▸ **Exercise details**: The following entries should be restated word for word, pictures excluded.

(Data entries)
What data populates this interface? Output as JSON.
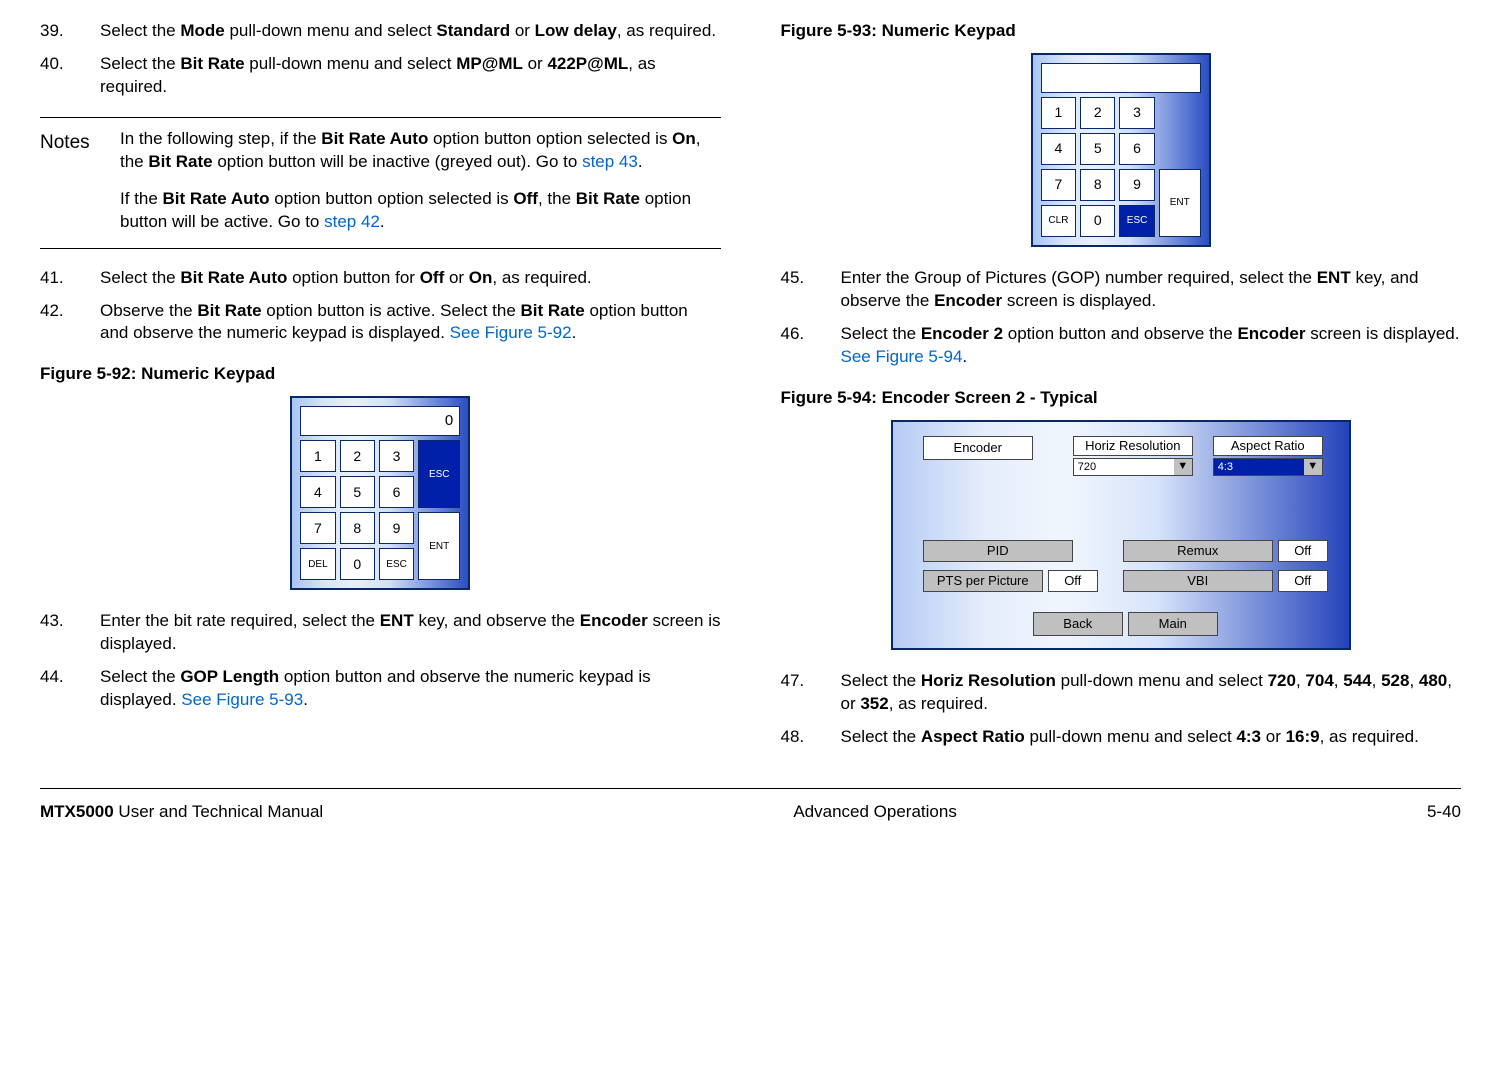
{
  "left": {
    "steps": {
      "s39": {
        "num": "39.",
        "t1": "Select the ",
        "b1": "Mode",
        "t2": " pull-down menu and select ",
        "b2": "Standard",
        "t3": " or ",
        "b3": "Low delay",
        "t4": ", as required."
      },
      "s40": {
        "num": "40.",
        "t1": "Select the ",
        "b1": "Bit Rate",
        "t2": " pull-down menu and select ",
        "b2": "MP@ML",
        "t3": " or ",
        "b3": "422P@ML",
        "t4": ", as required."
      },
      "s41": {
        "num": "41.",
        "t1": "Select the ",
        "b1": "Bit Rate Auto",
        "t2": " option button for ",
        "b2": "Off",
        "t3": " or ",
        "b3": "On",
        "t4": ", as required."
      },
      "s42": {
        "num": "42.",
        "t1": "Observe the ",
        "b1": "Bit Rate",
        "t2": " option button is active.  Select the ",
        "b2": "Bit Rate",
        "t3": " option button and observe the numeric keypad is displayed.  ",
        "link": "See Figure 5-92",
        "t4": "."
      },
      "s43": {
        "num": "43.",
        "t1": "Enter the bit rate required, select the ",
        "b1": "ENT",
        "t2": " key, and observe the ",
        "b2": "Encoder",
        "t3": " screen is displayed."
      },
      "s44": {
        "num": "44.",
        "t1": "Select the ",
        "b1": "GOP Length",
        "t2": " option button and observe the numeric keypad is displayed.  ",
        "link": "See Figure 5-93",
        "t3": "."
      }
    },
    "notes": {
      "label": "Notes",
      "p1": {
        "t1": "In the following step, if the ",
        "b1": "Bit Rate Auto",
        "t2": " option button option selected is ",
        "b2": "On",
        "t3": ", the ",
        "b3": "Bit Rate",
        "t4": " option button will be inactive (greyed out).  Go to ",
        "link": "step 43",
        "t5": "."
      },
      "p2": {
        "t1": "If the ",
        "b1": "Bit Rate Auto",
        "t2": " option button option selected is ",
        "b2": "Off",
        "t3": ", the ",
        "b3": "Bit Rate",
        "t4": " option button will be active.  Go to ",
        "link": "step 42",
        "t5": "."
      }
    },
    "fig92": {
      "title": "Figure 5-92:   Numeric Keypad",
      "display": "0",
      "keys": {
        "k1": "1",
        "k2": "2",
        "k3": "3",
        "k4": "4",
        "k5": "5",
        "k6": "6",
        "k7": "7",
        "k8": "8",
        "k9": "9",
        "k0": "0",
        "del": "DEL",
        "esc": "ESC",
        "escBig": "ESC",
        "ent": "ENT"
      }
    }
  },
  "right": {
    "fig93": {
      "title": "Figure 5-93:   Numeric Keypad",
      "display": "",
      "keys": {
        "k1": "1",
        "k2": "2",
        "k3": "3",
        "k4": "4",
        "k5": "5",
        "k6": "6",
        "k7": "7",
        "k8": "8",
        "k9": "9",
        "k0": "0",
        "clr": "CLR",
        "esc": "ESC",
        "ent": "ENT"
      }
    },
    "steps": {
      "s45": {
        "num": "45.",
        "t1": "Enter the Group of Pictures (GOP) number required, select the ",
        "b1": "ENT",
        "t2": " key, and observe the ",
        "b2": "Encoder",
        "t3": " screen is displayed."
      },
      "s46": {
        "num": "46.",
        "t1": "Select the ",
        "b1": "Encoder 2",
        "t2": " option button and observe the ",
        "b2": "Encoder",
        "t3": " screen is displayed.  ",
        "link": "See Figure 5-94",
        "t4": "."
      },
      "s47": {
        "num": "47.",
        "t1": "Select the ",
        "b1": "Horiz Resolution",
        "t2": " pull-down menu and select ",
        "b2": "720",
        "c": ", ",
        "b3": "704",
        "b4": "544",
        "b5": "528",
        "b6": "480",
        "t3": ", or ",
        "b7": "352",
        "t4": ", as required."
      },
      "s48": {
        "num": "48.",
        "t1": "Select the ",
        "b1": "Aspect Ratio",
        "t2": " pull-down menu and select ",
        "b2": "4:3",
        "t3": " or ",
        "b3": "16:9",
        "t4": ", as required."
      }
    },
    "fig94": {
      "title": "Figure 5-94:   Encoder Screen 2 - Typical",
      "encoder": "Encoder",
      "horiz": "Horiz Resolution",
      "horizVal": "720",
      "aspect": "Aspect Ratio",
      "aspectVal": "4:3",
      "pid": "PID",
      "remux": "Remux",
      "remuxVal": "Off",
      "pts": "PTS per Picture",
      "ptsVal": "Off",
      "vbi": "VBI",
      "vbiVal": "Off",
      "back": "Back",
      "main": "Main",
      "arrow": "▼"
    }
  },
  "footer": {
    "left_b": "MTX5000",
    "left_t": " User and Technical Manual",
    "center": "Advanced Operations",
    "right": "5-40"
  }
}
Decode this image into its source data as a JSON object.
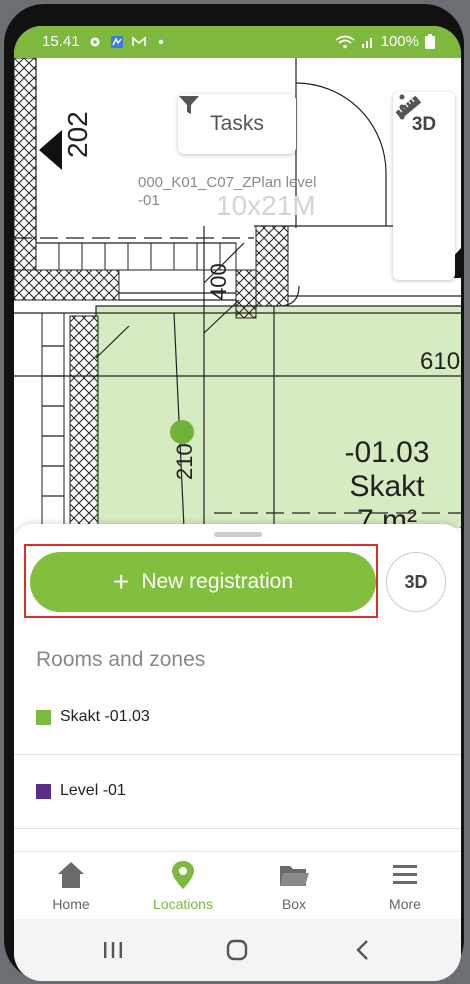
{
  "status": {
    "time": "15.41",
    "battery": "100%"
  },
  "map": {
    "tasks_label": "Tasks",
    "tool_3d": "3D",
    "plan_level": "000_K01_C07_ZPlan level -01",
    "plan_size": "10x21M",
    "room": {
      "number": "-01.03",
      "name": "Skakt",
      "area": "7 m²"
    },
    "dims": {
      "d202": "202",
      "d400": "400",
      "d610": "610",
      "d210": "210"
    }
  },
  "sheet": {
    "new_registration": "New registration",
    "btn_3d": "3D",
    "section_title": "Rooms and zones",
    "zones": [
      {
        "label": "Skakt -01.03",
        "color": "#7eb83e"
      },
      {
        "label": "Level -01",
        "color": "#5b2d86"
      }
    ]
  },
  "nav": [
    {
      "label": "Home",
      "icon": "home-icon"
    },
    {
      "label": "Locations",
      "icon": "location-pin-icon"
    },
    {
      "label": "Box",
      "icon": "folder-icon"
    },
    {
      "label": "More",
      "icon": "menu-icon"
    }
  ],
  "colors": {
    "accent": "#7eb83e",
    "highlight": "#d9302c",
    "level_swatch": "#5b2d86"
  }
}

▸ **Output below**:
What data populates this interface? Output as JSON.
{
  "left": {
    "steps": {
      "s39": {
        "num": "39.",
        "t1": "Select the ",
        "b1": "Mode",
        "t2": " pull-down menu and select ",
        "b2": "Standard",
        "t3": " or ",
        "b3": "Low delay",
        "t4": ", as required."
      },
      "s40": {
        "num": "40.",
        "t1": "Select the ",
        "b1": "Bit Rate",
        "t2": " pull-down menu and select ",
        "b2": "MP@ML",
        "t3": " or ",
        "b3": "422P@ML",
        "t4": ", as required."
      },
      "s41": {
        "num": "41.",
        "t1": "Select the ",
        "b1": "Bit Rate Auto",
        "t2": " option button for ",
        "b2": "Off",
        "t3": " or ",
        "b3": "On",
        "t4": ", as required."
      },
      "s42": {
        "num": "42.",
        "t1": "Observe the ",
        "b1": "Bit Rate",
        "t2": " option button is active.  Select the ",
        "b2": "Bit Rate",
        "t3": " option button and observe the numeric keypad is displayed.  ",
        "link": "See Figure 5-92",
        "t4": "."
      },
      "s43": {
        "num": "43.",
        "t1": "Enter the bit rate required, select the ",
        "b1": "ENT",
        "t2": " key, and observe the ",
        "b2": "Encoder",
        "t3": " screen is displayed."
      },
      "s44": {
        "num": "44.",
        "t1": "Select the ",
        "b1": "GOP Length",
        "t2": " option button and observe the numeric keypad is displayed.  ",
        "link": "See Figure 5-93",
        "t3": "."
      }
    },
    "notes": {
      "label": "Notes",
      "p1": {
        "t1": "In the following step, if the ",
        "b1": "Bit Rate Auto",
        "t2": " option button option selected is ",
        "b2": "On",
        "t3": ", the ",
        "b3": "Bit Rate",
        "t4": " option button will be inactive (greyed out).  Go to ",
        "link": "step 43",
        "t5": "."
      },
      "p2": {
        "t1": "If the ",
        "b1": "Bit Rate Auto",
        "t2": " option button option selected is ",
        "b2": "Off",
        "t3": ", the ",
        "b3": "Bit Rate",
        "t4": " option button will be active.  Go to ",
        "link": "step 42",
        "t5": "."
      }
    },
    "fig92": {
      "title": "Figure 5-92:   Numeric Keypad",
      "display": "0",
      "keys": {
        "k1": "1",
        "k2": "2",
        "k3": "3",
        "k4": "4",
        "k5": "5",
        "k6": "6",
        "k7": "7",
        "k8": "8",
        "k9": "9",
        "k0": "0",
        "del": "DEL",
        "esc": "ESC",
        "escBig": "ESC",
        "ent": "ENT"
      }
    }
  },
  "right": {
    "fig93": {
      "title": "Figure 5-93:   Numeric Keypad",
      "display": "",
      "keys": {
        "k1": "1",
        "k2": "2",
        "k3": "3",
        "k4": "4",
        "k5": "5",
        "k6": "6",
        "k7": "7",
        "k8": "8",
        "k9": "9",
        "k0": "0",
        "clr": "CLR",
        "esc": "ESC",
        "ent": "ENT"
      }
    },
    "steps": {
      "s45": {
        "num": "45.",
        "t1": "Enter the Group of Pictures (GOP) number required, select the ",
        "b1": "ENT",
        "t2": " key, and observe the ",
        "b2": "Encoder",
        "t3": " screen is displayed."
      },
      "s46": {
        "num": "46.",
        "t1": "Select the ",
        "b1": "Encoder 2",
        "t2": " option button and observe the ",
        "b2": "Encoder",
        "t3": " screen is displayed.  ",
        "link": "See Figure 5-94",
        "t4": "."
      },
      "s47": {
        "num": "47.",
        "t1": "Select the ",
        "b1": "Horiz Resolution",
        "t2": " pull-down menu and select ",
        "b2": "720",
        "c": ", ",
        "b3": "704",
        "b4": "544",
        "b5": "528",
        "b6": "480",
        "t3": ", or ",
        "b7": "352",
        "t4": ", as required."
      },
      "s48": {
        "num": "48.",
        "t1": "Select the ",
        "b1": "Aspect Ratio",
        "t2": " pull-down menu and select ",
        "b2": "4:3",
        "t3": " or ",
        "b3": "16:9",
        "t4": ", as required."
      }
    },
    "fig94": {
      "title": "Figure 5-94:   Encoder Screen 2 - Typical",
      "encoder": "Encoder",
      "horiz": "Horiz Resolution",
      "horizVal": "720",
      "aspect": "Aspect Ratio",
      "aspectVal": "4:3",
      "pid": "PID",
      "remux": "Remux",
      "remuxVal": "Off",
      "pts": "PTS per Picture",
      "ptsVal": "Off",
      "vbi": "VBI",
      "vbiVal": "Off",
      "back": "Back",
      "main": "Main",
      "arrow": "▼"
    }
  },
  "footer": {
    "left_b": "MTX5000",
    "left_t": " User and Technical Manual",
    "center": "Advanced Operations",
    "right": "5-40"
  }
}
Decode this image into its source data as a JSON object.
{
  "status": {
    "time": "15.41",
    "battery": "100%"
  },
  "map": {
    "tasks_label": "Tasks",
    "tool_3d": "3D",
    "plan_level": "000_K01_C07_ZPlan level -01",
    "plan_size": "10x21M",
    "room": {
      "number": "-01.03",
      "name": "Skakt",
      "area": "7 m²"
    },
    "dims": {
      "d202": "202",
      "d400": "400",
      "d610": "610",
      "d210": "210"
    }
  },
  "sheet": {
    "new_registration": "New registration",
    "btn_3d": "3D",
    "section_title": "Rooms and zones",
    "zones": [
      {
        "label": "Skakt -01.03",
        "color": "#7eb83e"
      },
      {
        "label": "Level -01",
        "color": "#5b2d86"
      }
    ]
  },
  "nav": [
    {
      "label": "Home",
      "icon": "home-icon"
    },
    {
      "label": "Locations",
      "icon": "location-pin-icon"
    },
    {
      "label": "Box",
      "icon": "folder-icon"
    },
    {
      "label": "More",
      "icon": "menu-icon"
    }
  ],
  "colors": {
    "accent": "#7eb83e",
    "highlight": "#d9302c",
    "level_swatch": "#5b2d86"
  }
}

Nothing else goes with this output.